Records shown:
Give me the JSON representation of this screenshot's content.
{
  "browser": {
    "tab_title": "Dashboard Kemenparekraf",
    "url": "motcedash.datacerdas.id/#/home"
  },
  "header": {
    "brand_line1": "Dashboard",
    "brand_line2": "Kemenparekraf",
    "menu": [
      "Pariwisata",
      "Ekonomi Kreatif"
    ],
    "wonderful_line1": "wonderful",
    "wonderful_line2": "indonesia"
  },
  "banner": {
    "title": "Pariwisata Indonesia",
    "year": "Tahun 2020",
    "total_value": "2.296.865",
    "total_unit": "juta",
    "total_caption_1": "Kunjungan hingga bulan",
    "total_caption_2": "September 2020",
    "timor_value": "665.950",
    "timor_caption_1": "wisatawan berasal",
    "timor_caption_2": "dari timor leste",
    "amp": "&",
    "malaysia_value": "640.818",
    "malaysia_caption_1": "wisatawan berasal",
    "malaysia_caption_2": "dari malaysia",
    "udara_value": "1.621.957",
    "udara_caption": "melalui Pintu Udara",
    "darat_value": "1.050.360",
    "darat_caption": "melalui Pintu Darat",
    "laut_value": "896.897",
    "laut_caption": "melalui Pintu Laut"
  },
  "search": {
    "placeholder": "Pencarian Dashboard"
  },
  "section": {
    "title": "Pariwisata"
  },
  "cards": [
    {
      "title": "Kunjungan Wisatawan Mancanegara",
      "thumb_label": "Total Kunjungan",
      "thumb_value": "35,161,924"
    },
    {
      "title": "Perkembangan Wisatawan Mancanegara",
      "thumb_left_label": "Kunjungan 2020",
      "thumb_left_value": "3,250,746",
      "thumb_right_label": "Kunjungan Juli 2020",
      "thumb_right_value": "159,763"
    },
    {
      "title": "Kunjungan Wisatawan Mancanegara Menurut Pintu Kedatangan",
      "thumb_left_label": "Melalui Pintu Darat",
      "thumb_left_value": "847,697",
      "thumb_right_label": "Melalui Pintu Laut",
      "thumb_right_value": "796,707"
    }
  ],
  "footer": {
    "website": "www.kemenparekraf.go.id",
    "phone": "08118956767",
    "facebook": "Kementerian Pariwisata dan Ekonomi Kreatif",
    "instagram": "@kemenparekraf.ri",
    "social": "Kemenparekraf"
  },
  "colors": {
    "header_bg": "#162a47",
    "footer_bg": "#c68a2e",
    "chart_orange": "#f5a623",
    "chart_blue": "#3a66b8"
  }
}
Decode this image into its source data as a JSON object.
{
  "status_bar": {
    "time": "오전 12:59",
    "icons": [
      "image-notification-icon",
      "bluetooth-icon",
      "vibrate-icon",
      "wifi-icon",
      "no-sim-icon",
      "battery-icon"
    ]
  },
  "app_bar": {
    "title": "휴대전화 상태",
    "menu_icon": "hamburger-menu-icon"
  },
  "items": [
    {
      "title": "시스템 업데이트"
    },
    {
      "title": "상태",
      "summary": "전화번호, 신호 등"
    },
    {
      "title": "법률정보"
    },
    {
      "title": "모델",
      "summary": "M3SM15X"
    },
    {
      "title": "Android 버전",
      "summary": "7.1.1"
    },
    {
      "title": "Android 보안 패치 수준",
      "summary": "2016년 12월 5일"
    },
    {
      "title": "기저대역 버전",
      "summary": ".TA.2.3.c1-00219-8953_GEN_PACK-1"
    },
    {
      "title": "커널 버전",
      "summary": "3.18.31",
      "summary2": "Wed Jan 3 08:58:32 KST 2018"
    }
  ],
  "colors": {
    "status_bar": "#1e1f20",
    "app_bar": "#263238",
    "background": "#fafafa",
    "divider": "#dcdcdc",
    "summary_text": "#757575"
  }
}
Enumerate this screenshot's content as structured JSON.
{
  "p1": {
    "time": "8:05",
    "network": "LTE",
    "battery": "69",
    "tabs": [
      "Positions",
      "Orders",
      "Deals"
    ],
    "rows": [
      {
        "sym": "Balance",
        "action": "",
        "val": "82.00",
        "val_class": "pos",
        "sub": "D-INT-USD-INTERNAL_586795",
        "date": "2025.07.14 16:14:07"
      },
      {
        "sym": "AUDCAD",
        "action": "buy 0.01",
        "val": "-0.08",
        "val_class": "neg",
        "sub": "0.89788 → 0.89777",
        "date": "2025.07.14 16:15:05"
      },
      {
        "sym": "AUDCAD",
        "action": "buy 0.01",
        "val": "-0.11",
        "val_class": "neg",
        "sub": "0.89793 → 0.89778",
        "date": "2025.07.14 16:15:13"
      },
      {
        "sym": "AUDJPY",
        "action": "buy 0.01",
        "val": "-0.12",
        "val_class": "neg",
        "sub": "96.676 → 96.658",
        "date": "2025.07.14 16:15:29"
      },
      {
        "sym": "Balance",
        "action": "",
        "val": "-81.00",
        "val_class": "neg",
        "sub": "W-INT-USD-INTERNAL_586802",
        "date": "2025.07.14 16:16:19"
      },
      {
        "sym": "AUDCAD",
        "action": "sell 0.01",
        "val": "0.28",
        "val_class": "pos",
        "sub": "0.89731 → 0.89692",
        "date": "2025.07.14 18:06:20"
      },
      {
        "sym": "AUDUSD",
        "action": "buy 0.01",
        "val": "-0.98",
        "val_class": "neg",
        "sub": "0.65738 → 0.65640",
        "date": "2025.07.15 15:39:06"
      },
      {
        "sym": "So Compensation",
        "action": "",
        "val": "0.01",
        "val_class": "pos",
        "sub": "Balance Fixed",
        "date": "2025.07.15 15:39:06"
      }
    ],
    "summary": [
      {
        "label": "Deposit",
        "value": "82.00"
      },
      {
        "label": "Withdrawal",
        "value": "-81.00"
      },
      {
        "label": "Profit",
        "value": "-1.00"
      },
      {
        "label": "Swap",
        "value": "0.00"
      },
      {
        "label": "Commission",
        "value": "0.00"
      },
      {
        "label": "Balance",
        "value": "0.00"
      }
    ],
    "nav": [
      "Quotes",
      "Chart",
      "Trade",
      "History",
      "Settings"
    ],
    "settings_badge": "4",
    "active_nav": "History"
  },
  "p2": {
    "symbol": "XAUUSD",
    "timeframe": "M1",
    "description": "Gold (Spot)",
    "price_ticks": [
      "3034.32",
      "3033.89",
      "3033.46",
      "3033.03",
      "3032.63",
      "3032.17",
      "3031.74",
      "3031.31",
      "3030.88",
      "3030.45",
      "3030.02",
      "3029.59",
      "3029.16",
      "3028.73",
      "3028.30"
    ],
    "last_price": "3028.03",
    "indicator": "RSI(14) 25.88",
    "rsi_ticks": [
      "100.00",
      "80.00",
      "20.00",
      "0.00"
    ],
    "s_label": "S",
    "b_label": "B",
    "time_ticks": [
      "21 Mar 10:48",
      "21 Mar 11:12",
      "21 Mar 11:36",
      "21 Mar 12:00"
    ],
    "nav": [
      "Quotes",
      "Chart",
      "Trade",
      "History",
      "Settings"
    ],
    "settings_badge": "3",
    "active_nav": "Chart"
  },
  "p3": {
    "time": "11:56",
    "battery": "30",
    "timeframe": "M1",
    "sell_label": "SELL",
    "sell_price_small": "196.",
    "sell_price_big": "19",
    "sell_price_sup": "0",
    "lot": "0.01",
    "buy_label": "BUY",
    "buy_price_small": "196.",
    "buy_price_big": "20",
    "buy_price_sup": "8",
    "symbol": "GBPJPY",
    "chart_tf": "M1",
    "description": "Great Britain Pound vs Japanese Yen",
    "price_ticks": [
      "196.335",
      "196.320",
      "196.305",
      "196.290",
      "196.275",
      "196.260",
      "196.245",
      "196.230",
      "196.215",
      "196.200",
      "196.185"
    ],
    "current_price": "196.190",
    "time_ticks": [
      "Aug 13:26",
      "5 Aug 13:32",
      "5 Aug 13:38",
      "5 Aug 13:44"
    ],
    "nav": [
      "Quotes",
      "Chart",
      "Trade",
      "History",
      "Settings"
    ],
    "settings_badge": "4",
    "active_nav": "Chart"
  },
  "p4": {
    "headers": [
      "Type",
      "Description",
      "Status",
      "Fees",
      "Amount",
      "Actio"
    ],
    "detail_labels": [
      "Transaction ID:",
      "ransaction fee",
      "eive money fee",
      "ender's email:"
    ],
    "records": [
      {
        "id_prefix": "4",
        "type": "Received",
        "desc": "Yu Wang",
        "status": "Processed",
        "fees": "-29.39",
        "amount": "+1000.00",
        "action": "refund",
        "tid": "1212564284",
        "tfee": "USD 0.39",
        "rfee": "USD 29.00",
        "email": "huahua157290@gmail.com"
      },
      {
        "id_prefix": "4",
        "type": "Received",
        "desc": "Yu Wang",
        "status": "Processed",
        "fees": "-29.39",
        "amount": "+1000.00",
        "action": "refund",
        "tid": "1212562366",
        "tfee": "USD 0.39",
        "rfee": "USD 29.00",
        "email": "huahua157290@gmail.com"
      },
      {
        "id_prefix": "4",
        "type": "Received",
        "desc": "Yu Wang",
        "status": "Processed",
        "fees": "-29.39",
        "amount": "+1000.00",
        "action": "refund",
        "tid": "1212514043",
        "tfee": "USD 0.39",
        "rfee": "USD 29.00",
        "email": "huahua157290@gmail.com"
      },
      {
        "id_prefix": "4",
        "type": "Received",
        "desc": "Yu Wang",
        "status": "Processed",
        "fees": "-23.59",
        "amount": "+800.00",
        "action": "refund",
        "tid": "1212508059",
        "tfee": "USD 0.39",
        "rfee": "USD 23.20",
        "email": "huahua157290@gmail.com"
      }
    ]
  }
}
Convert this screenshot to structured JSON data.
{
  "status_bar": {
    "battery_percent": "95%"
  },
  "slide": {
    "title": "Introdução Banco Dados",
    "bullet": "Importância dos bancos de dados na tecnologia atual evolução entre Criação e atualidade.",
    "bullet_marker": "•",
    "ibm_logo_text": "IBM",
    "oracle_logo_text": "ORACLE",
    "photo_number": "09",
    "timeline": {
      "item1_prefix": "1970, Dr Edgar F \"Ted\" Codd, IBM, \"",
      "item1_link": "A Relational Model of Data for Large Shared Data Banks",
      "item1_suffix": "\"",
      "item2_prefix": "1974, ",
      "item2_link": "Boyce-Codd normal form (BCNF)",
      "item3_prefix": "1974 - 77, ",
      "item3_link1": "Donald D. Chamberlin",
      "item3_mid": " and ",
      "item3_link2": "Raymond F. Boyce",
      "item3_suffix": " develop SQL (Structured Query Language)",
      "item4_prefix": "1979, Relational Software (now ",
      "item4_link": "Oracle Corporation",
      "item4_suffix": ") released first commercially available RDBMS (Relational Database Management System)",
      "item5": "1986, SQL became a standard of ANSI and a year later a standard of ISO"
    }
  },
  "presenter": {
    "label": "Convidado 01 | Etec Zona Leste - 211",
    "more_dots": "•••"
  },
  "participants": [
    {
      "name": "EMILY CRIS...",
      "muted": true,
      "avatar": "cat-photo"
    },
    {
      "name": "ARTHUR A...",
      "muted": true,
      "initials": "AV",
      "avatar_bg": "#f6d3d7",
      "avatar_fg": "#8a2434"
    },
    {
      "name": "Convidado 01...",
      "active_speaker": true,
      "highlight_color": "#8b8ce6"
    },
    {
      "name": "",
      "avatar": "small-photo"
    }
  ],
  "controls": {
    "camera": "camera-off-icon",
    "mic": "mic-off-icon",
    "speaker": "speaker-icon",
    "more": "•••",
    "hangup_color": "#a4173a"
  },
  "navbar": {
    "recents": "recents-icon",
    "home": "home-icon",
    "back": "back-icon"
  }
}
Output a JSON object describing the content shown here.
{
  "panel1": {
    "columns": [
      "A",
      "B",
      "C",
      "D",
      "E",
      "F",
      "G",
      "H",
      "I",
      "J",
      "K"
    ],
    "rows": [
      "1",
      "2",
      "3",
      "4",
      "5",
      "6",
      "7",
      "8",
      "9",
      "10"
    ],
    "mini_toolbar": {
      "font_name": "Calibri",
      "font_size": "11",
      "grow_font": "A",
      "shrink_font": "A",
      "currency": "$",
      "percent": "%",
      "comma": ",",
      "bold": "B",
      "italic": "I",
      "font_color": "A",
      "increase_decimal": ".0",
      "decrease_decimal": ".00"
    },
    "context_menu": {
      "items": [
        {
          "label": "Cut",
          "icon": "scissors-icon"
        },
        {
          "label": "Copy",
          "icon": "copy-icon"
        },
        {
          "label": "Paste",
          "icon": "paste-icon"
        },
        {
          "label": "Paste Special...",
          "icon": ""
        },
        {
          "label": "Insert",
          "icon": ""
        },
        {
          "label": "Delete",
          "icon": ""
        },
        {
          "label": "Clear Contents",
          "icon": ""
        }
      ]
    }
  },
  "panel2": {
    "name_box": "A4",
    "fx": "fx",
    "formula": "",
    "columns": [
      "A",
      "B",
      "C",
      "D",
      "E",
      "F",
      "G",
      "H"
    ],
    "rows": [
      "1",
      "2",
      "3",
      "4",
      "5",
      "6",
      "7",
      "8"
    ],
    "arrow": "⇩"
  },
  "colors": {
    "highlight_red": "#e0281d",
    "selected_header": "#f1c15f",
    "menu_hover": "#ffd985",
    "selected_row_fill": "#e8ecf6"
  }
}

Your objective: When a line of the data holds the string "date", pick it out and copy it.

Your response:
        "date": "2025.07.14 16:14:07"
        "date": "2025.07.14 16:15:05"
        "date": "2025.07.14 16:15:13"
        "date": "2025.07.14 16:15:29"
        "date": "2025.07.14 16:16:19"
        "date": "2025.07.14 18:06:20"
        "date": "2025.07.15 15:39:06"
        "date": "2025.07.15 15:39:06"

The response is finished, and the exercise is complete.